Data supplied:
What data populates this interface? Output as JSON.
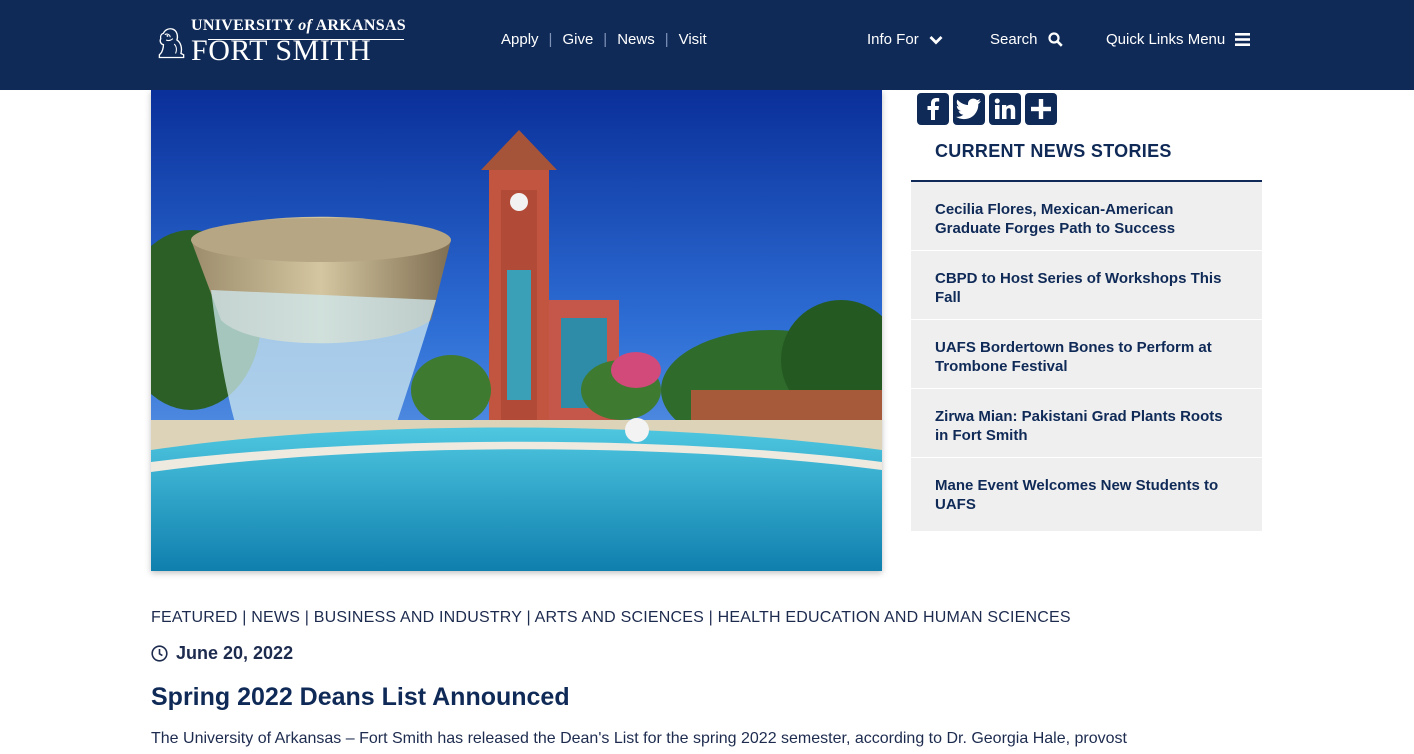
{
  "header": {
    "logo": {
      "line1_a": "UNIVERSITY",
      "line1_b": "of",
      "line1_c": "ARKANSAS",
      "line2": "FORT SMITH"
    },
    "nav": [
      {
        "label": "Apply"
      },
      {
        "label": "Give"
      },
      {
        "label": "News"
      },
      {
        "label": "Visit"
      }
    ],
    "info_for": "Info For",
    "search": "Search",
    "quick_links": "Quick Links Menu"
  },
  "share": [
    "facebook-icon",
    "twitter-icon",
    "linkedin-icon",
    "share-icon"
  ],
  "sidebar": {
    "title": "CURRENT NEWS STORIES",
    "items": [
      {
        "label": "Cecilia Flores, Mexican-American Graduate Forges Path to Success"
      },
      {
        "label": "CBPD to Host Series of Workshops This Fall"
      },
      {
        "label": "UAFS Bordertown Bones to Perform at Trombone Festival"
      },
      {
        "label": "Zirwa Mian: Pakistani Grad Plants Roots in Fort Smith"
      },
      {
        "label": "Mane Event Welcomes New Students to UAFS"
      }
    ]
  },
  "article": {
    "categories": "FEATURED | NEWS | BUSINESS AND INDUSTRY | ARTS AND SCIENCES | HEALTH EDUCATION AND HUMAN SCIENCES",
    "date": "June 20, 2022",
    "title": "Spring 2022 Deans List Announced",
    "body": "The University of Arkansas – Fort Smith has released the Dean's List for the spring 2022 semester, according to Dr. Georgia Hale, provost"
  },
  "colors": {
    "navy": "#0f2a57",
    "sidebar_bg": "#efefef",
    "text": "#1d2b4f"
  }
}
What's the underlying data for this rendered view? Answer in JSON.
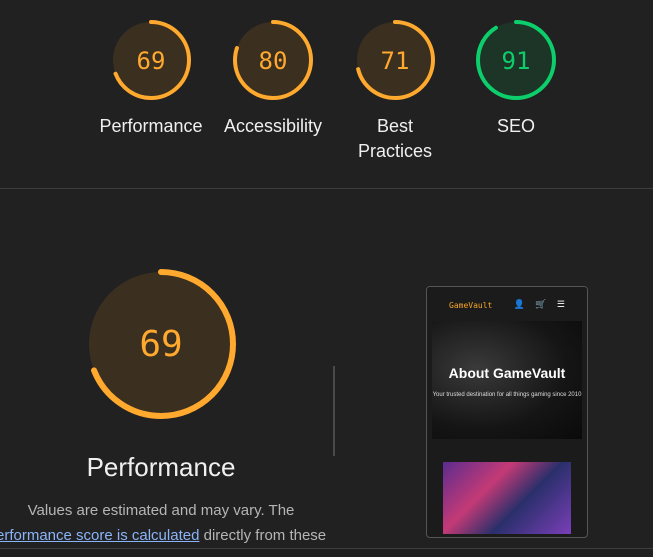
{
  "scores": [
    {
      "label": "Performance",
      "value": 69,
      "color": "#ffa92e",
      "track": "#3b2f20"
    },
    {
      "label": "Accessibility",
      "value": 80,
      "color": "#ffa92e",
      "track": "#3b2f20"
    },
    {
      "label": "Best Practices",
      "value": 71,
      "color": "#ffa92e",
      "track": "#3b2f20"
    },
    {
      "label": "SEO",
      "value": 91,
      "color": "#0cce6b",
      "track": "#1d3527"
    }
  ],
  "detail": {
    "score": 69,
    "title": "Performance",
    "desc_line1": "Values are estimated and may vary. The",
    "desc_link": "erformance score is calculated",
    "desc_line2_rest": " directly from these"
  },
  "preview": {
    "brand": "GameVault",
    "nav_icons": "👤 🛒 ☰",
    "hero_title": "About GameVault",
    "hero_subtitle": "Your trusted destination for all things gaming since 2010"
  }
}
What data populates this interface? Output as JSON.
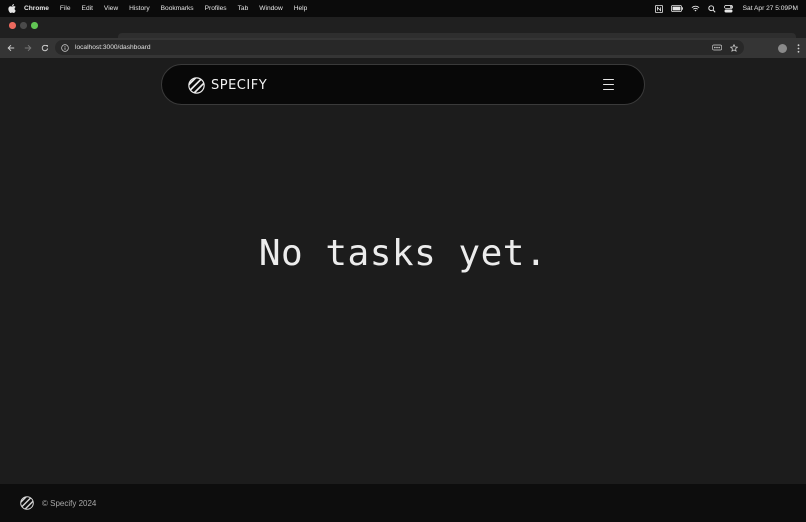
{
  "menubar": {
    "app_name": "Chrome",
    "items": [
      "File",
      "Edit",
      "View",
      "History",
      "Bookmarks",
      "Profiles",
      "Tab",
      "Window",
      "Help"
    ],
    "clock": "Sat Apr 27  5:09PM"
  },
  "browser": {
    "url": "localhost:3000/dashboard"
  },
  "header": {
    "brand": "SPECIFY"
  },
  "main": {
    "empty_message": "No tasks yet."
  },
  "footer": {
    "copyright": "© Specify 2024"
  }
}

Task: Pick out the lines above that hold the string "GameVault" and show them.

Solution for this problem:
    "brand": "GameVault",
    "hero_title": "About GameVault",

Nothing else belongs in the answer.